**TASK GOAL**
For the records below, tally every line that has the word "icon" and reply with the number alone.
*** Opening TASK MATERIAL ***
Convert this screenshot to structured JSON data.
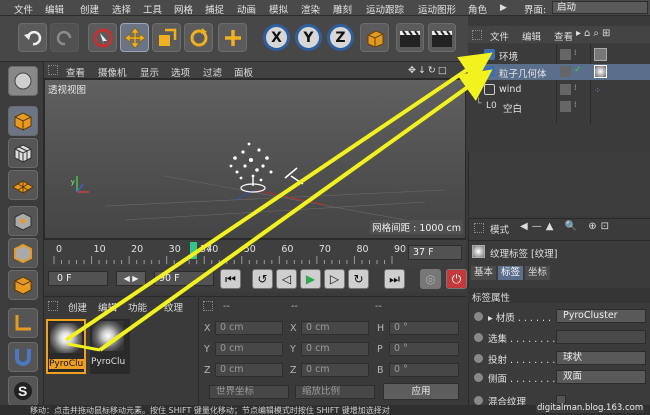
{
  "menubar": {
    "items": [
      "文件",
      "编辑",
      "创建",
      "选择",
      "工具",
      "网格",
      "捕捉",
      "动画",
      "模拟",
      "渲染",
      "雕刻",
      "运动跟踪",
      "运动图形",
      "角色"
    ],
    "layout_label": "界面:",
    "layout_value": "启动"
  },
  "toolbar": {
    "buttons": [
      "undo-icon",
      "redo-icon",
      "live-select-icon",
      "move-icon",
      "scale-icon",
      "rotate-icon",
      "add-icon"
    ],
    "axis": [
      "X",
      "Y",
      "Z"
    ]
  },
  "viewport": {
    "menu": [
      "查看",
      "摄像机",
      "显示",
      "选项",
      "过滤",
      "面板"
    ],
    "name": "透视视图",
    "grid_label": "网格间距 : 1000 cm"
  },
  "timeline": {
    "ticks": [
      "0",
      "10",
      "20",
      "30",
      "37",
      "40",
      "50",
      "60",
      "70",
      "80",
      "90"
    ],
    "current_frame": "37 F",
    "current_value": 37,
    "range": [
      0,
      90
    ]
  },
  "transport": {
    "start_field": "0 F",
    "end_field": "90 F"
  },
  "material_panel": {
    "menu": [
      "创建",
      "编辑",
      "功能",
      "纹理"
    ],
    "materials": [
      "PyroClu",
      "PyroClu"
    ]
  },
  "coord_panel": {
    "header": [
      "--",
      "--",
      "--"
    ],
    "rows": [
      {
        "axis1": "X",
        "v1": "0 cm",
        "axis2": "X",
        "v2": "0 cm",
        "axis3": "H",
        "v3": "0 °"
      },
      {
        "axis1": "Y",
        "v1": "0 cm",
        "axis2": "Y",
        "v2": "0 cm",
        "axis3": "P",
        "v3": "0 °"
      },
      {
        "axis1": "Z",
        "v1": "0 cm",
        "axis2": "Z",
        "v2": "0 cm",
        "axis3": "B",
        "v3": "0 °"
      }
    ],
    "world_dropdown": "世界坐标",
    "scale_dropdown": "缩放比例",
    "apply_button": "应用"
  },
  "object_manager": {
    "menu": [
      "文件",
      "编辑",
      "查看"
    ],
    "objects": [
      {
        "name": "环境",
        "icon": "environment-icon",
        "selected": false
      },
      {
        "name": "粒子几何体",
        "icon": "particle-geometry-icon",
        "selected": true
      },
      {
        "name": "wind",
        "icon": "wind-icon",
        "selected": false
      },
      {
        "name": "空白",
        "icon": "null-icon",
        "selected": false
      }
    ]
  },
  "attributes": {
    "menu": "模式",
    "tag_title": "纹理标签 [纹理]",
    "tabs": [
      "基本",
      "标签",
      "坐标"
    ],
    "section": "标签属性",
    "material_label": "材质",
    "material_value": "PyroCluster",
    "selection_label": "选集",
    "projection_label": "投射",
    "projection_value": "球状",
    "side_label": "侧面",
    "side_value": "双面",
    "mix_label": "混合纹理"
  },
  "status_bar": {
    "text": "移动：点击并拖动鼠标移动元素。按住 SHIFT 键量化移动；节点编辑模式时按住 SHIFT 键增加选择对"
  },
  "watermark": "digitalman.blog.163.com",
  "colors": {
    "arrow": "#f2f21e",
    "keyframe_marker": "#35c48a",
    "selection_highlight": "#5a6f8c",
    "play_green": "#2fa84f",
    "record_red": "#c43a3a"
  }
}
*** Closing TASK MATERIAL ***
**WRITTEN ANSWER**
11